• TASK REQUIREMENTS:
Each line below is to be copied out exactly, and none may be omitted.

• THE INPUT:
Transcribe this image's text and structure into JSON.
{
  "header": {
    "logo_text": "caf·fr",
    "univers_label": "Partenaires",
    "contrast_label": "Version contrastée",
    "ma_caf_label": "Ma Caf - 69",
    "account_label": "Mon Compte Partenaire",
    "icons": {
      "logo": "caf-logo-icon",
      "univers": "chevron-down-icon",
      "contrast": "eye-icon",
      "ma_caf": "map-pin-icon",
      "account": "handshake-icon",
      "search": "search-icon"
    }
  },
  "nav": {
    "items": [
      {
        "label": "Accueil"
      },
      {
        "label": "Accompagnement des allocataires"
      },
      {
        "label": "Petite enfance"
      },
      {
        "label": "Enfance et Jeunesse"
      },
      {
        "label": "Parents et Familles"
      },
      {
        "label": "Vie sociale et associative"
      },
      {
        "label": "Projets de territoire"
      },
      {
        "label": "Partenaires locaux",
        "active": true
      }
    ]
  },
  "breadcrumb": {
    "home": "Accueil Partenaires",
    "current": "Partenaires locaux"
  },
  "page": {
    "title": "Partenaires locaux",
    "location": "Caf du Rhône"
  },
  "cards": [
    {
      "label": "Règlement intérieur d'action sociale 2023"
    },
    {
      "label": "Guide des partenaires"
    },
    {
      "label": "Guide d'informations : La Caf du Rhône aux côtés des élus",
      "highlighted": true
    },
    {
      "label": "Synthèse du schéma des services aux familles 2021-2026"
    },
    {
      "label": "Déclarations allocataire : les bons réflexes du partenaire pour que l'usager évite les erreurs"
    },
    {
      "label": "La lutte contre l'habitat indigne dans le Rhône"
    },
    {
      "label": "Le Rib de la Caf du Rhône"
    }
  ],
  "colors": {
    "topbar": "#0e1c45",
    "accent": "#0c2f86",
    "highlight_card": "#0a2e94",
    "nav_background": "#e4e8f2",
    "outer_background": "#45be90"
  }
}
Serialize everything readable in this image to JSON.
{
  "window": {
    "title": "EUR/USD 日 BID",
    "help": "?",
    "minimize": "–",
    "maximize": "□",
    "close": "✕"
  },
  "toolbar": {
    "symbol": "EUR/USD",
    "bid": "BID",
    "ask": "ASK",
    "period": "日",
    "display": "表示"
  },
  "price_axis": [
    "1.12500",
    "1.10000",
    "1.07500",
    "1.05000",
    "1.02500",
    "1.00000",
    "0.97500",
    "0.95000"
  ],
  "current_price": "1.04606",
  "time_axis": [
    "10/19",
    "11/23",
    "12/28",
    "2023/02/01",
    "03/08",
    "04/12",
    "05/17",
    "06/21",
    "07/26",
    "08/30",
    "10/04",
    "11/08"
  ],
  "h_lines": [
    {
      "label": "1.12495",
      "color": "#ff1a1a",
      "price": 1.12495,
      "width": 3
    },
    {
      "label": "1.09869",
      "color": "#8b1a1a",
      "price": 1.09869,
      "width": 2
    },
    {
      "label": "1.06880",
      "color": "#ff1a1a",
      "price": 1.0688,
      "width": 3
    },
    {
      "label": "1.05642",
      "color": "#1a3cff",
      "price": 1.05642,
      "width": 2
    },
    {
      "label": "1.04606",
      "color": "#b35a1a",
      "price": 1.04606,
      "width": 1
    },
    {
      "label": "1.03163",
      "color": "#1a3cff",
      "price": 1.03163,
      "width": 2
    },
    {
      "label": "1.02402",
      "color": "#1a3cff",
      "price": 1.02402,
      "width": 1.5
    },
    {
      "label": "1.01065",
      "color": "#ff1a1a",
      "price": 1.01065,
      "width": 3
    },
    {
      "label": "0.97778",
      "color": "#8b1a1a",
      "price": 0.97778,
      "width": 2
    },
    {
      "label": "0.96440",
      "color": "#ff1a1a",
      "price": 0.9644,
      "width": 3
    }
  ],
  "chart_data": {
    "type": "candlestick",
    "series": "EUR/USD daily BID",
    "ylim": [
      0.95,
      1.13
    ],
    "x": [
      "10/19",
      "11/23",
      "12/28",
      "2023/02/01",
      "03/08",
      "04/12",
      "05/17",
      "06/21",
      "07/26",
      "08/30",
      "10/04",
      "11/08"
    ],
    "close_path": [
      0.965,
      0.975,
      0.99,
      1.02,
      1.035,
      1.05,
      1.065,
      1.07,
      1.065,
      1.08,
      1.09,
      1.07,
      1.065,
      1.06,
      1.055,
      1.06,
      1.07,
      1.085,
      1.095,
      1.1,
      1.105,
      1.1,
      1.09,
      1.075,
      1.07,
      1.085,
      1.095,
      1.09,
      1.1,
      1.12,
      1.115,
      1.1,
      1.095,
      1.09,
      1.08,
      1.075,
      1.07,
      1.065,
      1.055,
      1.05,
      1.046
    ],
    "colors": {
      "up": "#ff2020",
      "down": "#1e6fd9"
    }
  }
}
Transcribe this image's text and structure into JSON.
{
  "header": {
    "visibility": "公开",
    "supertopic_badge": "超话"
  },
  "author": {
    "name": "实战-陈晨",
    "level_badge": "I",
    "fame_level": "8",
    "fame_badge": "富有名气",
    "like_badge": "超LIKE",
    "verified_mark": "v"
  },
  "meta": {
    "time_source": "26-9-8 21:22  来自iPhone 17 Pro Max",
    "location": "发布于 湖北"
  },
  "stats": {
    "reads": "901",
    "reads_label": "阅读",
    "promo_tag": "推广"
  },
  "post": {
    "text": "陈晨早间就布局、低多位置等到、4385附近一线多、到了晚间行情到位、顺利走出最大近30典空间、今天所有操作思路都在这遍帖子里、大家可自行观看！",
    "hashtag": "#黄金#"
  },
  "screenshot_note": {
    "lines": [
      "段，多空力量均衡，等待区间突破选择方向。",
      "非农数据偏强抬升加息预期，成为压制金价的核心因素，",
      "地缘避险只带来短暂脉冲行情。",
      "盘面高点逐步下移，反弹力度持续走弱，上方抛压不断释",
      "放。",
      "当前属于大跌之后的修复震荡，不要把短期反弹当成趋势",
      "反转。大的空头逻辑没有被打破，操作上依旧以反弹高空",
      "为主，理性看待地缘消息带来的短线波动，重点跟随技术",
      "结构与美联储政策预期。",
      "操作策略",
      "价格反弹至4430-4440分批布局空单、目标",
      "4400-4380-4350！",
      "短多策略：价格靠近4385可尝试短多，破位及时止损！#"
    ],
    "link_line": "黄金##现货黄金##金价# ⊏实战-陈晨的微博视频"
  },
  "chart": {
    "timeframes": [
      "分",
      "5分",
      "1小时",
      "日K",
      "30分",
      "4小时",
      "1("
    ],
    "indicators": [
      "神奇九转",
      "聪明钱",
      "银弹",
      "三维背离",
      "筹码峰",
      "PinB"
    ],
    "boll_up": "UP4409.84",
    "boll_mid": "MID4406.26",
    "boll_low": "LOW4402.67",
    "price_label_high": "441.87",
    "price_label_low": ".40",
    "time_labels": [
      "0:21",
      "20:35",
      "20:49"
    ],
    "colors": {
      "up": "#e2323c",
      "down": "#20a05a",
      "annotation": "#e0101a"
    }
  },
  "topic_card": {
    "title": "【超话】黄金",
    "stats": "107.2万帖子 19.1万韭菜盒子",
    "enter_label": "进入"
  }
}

• ANSWER SECTION:
Transcribe this image's text and structure into JSON.
{
  "header": {
    "logo_text": "caf·fr",
    "univers_label": "Partenaires",
    "contrast_label": "Version contrastée",
    "ma_caf_label": "Ma Caf - 69",
    "account_label": "Mon Compte Partenaire",
    "icons": {
      "logo": "caf-logo-icon",
      "univers": "chevron-down-icon",
      "contrast": "eye-icon",
      "ma_caf": "map-pin-icon",
      "account": "handshake-icon",
      "search": "search-icon"
    }
  },
  "nav": {
    "items": [
      {
        "label": "Accueil"
      },
      {
        "label": "Accompagnement des allocataires"
      },
      {
        "label": "Petite enfance"
      },
      {
        "label": "Enfance et Jeunesse"
      },
      {
        "label": "Parents et Familles"
      },
      {
        "label": "Vie sociale et associative"
      },
      {
        "label": "Projets de territoire"
      },
      {
        "label": "Partenaires locaux",
        "active": true
      }
    ]
  },
  "breadcrumb": {
    "home": "Accueil Partenaires",
    "current": "Partenaires locaux"
  },
  "page": {
    "title": "Partenaires locaux",
    "location": "Caf du Rhône"
  },
  "cards": [
    {
      "label": "Règlement intérieur d'action sociale 2023"
    },
    {
      "label": "Guide des partenaires"
    },
    {
      "label": "Guide d'informations : La Caf du Rhône aux côtés des élus",
      "highlighted": true
    },
    {
      "label": "Synthèse du schéma des services aux familles 2021-2026"
    },
    {
      "label": "Déclarations allocataire : les bons réflexes du partenaire pour que l'usager évite les erreurs"
    },
    {
      "label": "La lutte contre l'habitat indigne dans le Rhône"
    },
    {
      "label": "Le Rib de la Caf du Rhône"
    }
  ],
  "colors": {
    "topbar": "#0e1c45",
    "accent": "#0c2f86",
    "highlight_card": "#0a2e94",
    "nav_background": "#e4e8f2",
    "outer_background": "#45be90"
  }
}
Serialize everything readable in this image to JSON.
{
  "window": {
    "title": "EUR/USD 日 BID",
    "help": "?",
    "minimize": "–",
    "maximize": "□",
    "close": "✕"
  },
  "toolbar": {
    "symbol": "EUR/USD",
    "bid": "BID",
    "ask": "ASK",
    "period": "日",
    "display": "表示"
  },
  "price_axis": [
    "1.12500",
    "1.10000",
    "1.07500",
    "1.05000",
    "1.02500",
    "1.00000",
    "0.97500",
    "0.95000"
  ],
  "current_price": "1.04606",
  "time_axis": [
    "10/19",
    "11/23",
    "12/28",
    "2023/02/01",
    "03/08",
    "04/12",
    "05/17",
    "06/21",
    "07/26",
    "08/30",
    "10/04",
    "11/08"
  ],
  "h_lines": [
    {
      "label": "1.12495",
      "color": "#ff1a1a",
      "price": 1.12495,
      "width": 3
    },
    {
      "label": "1.09869",
      "color": "#8b1a1a",
      "price": 1.09869,
      "width": 2
    },
    {
      "label": "1.06880",
      "color": "#ff1a1a",
      "price": 1.0688,
      "width": 3
    },
    {
      "label": "1.05642",
      "color": "#1a3cff",
      "price": 1.05642,
      "width": 2
    },
    {
      "label": "1.04606",
      "color": "#b35a1a",
      "price": 1.04606,
      "width": 1
    },
    {
      "label": "1.03163",
      "color": "#1a3cff",
      "price": 1.03163,
      "width": 2
    },
    {
      "label": "1.02402",
      "color": "#1a3cff",
      "price": 1.02402,
      "width": 1.5
    },
    {
      "label": "1.01065",
      "color": "#ff1a1a",
      "price": 1.01065,
      "width": 3
    },
    {
      "label": "0.97778",
      "color": "#8b1a1a",
      "price": 0.97778,
      "width": 2
    },
    {
      "label": "0.96440",
      "color": "#ff1a1a",
      "price": 0.9644,
      "width": 3
    }
  ],
  "chart_data": {
    "type": "candlestick",
    "series": "EUR/USD daily BID",
    "ylim": [
      0.95,
      1.13
    ],
    "x": [
      "10/19",
      "11/23",
      "12/28",
      "2023/02/01",
      "03/08",
      "04/12",
      "05/17",
      "06/21",
      "07/26",
      "08/30",
      "10/04",
      "11/08"
    ],
    "close_path": [
      0.965,
      0.975,
      0.99,
      1.02,
      1.035,
      1.05,
      1.065,
      1.07,
      1.065,
      1.08,
      1.09,
      1.07,
      1.065,
      1.06,
      1.055,
      1.06,
      1.07,
      1.085,
      1.095,
      1.1,
      1.105,
      1.1,
      1.09,
      1.075,
      1.07,
      1.085,
      1.095,
      1.09,
      1.1,
      1.12,
      1.115,
      1.1,
      1.095,
      1.09,
      1.08,
      1.075,
      1.07,
      1.065,
      1.055,
      1.05,
      1.046
    ],
    "colors": {
      "up": "#ff2020",
      "down": "#1e6fd9"
    }
  }
}
Transcribe this image's text and structure into JSON.
{
  "header": {
    "visibility": "公开",
    "supertopic_badge": "超话"
  },
  "author": {
    "name": "实战-陈晨",
    "level_badge": "I",
    "fame_level": "8",
    "fame_badge": "富有名气",
    "like_badge": "超LIKE",
    "verified_mark": "v"
  },
  "meta": {
    "time_source": "26-9-8 21:22  来自iPhone 17 Pro Max",
    "location": "发布于 湖北"
  },
  "stats": {
    "reads": "901",
    "reads_label": "阅读",
    "promo_tag": "推广"
  },
  "post": {
    "text": "陈晨早间就布局、低多位置等到、4385附近一线多、到了晚间行情到位、顺利走出最大近30典空间、今天所有操作思路都在这遍帖子里、大家可自行观看！",
    "hashtag": "#黄金#"
  },
  "screenshot_note": {
    "lines": [
      "段，多空力量均衡，等待区间突破选择方向。",
      "非农数据偏强抬升加息预期，成为压制金价的核心因素，",
      "地缘避险只带来短暂脉冲行情。",
      "盘面高点逐步下移，反弹力度持续走弱，上方抛压不断释",
      "放。",
      "当前属于大跌之后的修复震荡，不要把短期反弹当成趋势",
      "反转。大的空头逻辑没有被打破，操作上依旧以反弹高空",
      "为主，理性看待地缘消息带来的短线波动，重点跟随技术",
      "结构与美联储政策预期。",
      "操作策略",
      "价格反弹至4430-4440分批布局空单、目标",
      "4400-4380-4350！",
      "短多策略：价格靠近4385可尝试短多，破位及时止损！#"
    ],
    "link_line": "黄金##现货黄金##金价# ⊏实战-陈晨的微博视频"
  },
  "chart": {
    "timeframes": [
      "分",
      "5分",
      "1小时",
      "日K",
      "30分",
      "4小时",
      "1("
    ],
    "indicators": [
      "神奇九转",
      "聪明钱",
      "银弹",
      "三维背离",
      "筹码峰",
      "PinB"
    ],
    "boll_up": "UP4409.84",
    "boll_mid": "MID4406.26",
    "boll_low": "LOW4402.67",
    "price_label_high": "441.87",
    "price_label_low": ".40",
    "time_labels": [
      "0:21",
      "20:35",
      "20:49"
    ],
    "colors": {
      "up": "#e2323c",
      "down": "#20a05a",
      "annotation": "#e0101a"
    }
  },
  "topic_card": {
    "title": "【超话】黄金",
    "stats": "107.2万帖子 19.1万韭菜盒子",
    "enter_label": "进入"
  }
}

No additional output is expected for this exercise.